Gesture and Multimodal Development

Editors
| Université Stendhal - Grenoble 3
| Université Toulouse 2
HardboundAvailable
ISBN 9789027202581 | EUR 90.00 | USD 135.00
 
e-Book
ISBN 9789027273925 | EUR 90.00 | USD 135.00
 
We gesture while we talk and children use gestures prior to words to communicate during the first year. Later, as words become the preferred form of communication, children continue to gesture to reinforce or extend the spoken messages or even to replace them. This volume, originally published as a Special Issue of Gesture 10:2/3 (2010), brings together studies from language acquisition and developmental psychology. It provides a review of common theoretical, methodological and empirical themes, and the contributions address topics such as gesture use in prelinguistic infants with a special and new focus on pointing, the relationship between gestures and lexical development in typically developing and deaf children and even how gesture can help to learn mathematics. All in all, it brings additional evidence on how gestures are related to language, communication and mind development.
[Benjamins Current Topics, 39]  2012.  xii, 223 pp.
Publishing status: Available
Table of Contents
About the authors
vii–x
Introduction
Gesture and multimodal development
Michèle Guidetti and Jean-Marc Colletta
1–6
Articles
Pointing gesture in young children: Hand preference and language development
Hélène Cochet and Jacques Vauclair
7–26
Support or competition?: Dynamic development of the relationship between manual pointing and symbolic gestures from 6 to 18 months of age
Claire D. Vallotton
27–48
From gesture to sign and from gesture to word: Pointing in deaf and hearing children
Aliyah Morgenstern, Stéphanie Caët, Marie Collombel-Leroy, Fanny Limousin and Marion Blondel
49–78
How the hands control attention during early word learning
Nancy de Villiers Rader and Patricia Zukow-Goldring
79–98
Infant movement as a window into language processing
Laurel Fais, Julia Leibowich, Ladan Hamadani and Lana Ohira
99–127
Children’s lexical skills and task demands affect gestural behavior in mothers of late-talking children and children with typical language development
Angela Grimminger, Katharina Rohlfing and Prisca Stenneken
129–155
The type of shared activity shapes caregiver and infant communication
Daniel Puccini, Mireille Hassemer, Dorothé Salomo and Ulf Liszkowski
157–174
Transcribing and annotating multimodality: How deaf children’s productions call into the question the analytical tools
Agnès Millet and Isabelle Estève
175–197
Mathematical learning and gesture: Character viewpoint and observer viewpoint in students’ gestured graphs of functions
Susan Gerofsky
199–220
221–223
“This collection of papers presents a wonderful and vast overview of contemporary research on gesture and multimodal development, representing multiple theoretical and applied perspectives. [...] It constitutes a major contribution not only to the study of gestural and multimodal development, but also to the understanding of cognitive and communicative development in a more broad sense.”
“Looking at a variety of languages, input conditions, and contexts of language use, these researchers demonstrate how language development is necessarily embodied and multimodal. These studies present exciting new insights into the dynamic relationships that are necessary for language development.”
“All of the articles in the book provide valuable insights into different aspects of the role of gesture and multimodality in children’s communicative and cognitive development. The book as a whole reflects the state of the art in this field of research and constitutes one among relatively few anthologies on this topic (e.g. Guidetti & Nicoladis, 2008; Gullberg & de Bot, 2010; Iverson & Goldin-Meadow, 1998; Volterra & Erting,1990), which is valuable in itself.

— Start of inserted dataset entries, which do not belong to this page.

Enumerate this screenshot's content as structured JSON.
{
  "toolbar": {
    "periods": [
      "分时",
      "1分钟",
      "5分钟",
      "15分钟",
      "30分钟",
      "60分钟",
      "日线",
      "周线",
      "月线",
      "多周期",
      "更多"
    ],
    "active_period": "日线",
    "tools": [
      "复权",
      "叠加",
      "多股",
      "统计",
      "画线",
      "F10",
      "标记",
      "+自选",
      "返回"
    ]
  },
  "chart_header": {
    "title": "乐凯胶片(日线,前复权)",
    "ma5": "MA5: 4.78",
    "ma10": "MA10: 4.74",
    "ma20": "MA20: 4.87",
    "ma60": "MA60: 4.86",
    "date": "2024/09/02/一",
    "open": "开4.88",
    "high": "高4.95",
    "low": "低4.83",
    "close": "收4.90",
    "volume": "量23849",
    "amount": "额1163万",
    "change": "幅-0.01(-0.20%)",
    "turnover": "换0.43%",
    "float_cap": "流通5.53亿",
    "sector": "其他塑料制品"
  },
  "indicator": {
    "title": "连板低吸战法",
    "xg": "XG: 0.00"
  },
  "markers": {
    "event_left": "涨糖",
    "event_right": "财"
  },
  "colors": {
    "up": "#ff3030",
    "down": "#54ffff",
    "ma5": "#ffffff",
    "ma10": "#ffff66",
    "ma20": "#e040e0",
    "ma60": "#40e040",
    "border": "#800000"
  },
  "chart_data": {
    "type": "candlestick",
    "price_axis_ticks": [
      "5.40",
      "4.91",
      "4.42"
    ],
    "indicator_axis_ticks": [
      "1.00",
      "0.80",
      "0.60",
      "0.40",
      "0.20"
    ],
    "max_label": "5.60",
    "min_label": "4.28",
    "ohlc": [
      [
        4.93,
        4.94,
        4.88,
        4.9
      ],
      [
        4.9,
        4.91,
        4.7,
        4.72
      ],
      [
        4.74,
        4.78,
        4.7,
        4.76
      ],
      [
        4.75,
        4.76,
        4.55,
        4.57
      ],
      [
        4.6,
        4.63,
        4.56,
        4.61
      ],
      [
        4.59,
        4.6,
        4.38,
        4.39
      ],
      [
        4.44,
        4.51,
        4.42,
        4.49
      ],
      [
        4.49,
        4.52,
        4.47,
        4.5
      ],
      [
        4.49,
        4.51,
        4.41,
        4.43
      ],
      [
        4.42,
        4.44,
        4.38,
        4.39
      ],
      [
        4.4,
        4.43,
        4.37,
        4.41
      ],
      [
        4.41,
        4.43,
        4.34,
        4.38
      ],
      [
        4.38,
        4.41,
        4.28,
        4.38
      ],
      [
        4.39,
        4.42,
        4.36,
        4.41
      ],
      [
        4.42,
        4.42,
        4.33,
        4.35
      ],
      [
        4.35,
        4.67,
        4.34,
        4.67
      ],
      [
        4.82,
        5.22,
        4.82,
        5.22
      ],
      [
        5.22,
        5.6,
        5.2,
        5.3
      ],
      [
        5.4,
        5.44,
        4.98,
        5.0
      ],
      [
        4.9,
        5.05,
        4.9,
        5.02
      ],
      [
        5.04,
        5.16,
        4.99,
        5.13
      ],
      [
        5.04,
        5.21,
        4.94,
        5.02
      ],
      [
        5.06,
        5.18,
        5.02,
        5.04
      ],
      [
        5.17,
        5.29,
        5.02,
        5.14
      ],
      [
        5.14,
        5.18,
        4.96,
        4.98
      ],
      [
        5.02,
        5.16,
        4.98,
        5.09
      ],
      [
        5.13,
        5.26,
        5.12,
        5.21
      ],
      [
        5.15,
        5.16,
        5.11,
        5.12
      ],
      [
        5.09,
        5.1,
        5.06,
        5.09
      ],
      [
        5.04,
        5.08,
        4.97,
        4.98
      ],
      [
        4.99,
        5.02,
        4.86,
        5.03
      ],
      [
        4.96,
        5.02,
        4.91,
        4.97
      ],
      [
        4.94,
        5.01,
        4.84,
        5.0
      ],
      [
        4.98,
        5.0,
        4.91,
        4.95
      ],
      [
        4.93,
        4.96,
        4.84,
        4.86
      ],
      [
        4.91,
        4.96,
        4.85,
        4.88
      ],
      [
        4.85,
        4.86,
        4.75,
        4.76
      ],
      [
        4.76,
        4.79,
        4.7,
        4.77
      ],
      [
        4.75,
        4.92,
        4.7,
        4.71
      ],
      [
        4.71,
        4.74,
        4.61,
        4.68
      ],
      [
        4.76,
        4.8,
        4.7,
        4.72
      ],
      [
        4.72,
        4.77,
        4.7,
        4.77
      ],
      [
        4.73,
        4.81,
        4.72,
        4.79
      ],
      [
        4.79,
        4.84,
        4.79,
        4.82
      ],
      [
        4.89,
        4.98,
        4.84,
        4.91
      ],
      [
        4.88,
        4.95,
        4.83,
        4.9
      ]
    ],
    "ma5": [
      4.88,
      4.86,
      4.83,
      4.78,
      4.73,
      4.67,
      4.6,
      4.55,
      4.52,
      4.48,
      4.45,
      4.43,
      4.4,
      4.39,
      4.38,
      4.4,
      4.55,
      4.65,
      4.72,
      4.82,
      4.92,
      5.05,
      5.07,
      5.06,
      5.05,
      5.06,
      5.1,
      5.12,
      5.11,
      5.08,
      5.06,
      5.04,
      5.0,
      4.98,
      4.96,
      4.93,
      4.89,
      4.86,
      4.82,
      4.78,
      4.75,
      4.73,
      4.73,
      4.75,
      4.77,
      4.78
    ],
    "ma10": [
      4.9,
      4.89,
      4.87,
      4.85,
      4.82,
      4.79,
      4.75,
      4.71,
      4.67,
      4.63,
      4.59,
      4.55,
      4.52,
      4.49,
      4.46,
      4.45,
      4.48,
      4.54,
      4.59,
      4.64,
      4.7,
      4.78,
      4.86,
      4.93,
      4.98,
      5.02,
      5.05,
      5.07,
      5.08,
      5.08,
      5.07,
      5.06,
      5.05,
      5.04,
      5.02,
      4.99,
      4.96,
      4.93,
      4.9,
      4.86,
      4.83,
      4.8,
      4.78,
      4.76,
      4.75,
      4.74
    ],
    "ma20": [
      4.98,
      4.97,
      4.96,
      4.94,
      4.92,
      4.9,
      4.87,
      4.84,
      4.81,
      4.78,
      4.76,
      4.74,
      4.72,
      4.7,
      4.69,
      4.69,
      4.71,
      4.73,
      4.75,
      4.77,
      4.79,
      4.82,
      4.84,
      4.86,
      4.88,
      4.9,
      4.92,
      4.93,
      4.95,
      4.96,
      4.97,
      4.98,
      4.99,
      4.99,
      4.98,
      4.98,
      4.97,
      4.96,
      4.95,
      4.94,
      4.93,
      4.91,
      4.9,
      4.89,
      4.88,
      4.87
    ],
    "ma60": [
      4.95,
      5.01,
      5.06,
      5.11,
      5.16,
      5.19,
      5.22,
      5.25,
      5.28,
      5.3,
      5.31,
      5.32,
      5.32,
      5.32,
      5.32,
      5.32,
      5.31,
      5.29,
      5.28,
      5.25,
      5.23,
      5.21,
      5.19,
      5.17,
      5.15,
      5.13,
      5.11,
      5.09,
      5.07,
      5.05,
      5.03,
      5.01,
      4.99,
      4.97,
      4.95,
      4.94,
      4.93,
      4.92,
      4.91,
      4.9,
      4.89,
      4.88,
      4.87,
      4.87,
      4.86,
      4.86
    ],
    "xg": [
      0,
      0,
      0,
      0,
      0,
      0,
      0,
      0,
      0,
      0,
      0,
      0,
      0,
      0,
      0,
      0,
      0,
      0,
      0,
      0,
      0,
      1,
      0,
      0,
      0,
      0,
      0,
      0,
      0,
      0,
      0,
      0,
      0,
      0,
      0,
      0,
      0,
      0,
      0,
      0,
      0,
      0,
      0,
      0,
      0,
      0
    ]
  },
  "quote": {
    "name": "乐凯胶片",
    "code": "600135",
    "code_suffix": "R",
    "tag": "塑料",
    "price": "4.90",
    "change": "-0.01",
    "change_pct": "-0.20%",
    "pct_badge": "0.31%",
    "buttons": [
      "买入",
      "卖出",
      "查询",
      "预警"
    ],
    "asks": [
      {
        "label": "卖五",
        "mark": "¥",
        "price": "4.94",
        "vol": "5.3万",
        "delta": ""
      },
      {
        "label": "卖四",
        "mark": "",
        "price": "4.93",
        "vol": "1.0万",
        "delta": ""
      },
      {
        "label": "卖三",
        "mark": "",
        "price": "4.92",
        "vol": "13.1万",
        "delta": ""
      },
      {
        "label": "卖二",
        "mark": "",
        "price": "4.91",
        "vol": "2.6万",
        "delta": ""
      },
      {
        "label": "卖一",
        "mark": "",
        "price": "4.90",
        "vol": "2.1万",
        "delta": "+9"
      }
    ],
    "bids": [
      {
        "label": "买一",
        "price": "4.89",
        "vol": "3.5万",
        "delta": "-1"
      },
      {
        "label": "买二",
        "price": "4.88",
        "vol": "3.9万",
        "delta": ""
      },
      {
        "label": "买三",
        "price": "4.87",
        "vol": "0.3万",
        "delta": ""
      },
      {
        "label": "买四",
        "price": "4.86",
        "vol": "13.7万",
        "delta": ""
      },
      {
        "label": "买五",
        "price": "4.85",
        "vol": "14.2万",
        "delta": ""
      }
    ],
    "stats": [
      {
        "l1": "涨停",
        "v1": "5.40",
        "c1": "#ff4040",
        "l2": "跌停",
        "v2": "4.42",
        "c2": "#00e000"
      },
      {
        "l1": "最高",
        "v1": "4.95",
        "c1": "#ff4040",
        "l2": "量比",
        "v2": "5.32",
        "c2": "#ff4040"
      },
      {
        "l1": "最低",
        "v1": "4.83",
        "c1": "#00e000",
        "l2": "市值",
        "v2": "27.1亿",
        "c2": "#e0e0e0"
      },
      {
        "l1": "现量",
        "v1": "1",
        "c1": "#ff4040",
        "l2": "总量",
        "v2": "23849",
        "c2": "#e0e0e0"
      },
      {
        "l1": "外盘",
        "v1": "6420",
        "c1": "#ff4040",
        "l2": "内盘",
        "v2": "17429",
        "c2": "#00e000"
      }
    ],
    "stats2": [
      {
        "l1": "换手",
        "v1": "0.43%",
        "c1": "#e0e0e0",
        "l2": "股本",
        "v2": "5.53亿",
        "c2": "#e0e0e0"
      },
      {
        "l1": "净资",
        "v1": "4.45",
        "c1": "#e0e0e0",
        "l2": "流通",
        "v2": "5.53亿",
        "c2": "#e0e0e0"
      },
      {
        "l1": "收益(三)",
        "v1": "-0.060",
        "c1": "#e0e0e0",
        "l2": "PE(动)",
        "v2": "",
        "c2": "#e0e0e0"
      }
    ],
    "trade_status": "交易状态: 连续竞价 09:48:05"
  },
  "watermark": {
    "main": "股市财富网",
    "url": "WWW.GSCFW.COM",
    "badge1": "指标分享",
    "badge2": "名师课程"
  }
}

Cited by

Cited by other publications

Capobianco, Micaela, Elena Antinoro Pizzuto & Antonella Devescovi
2017. Gesture–speech combinations and early verbal abilities. Interaction Studies 18:1  pp. 55 ff. Crossref logo

This list is based on CrossRef data as of 01 june 2020. Please note that it may not be complete. Sources presented here have been supplied by the respective publishers. Any errors therein should be reported to them.

Subjects
BIC Subject: CFDC – Language acquisition
BISAC Subject: LAN009000 – LANGUAGE ARTS & DISCIPLINES / Linguistics / General
U.S. Library of Congress Control Number:  2012010743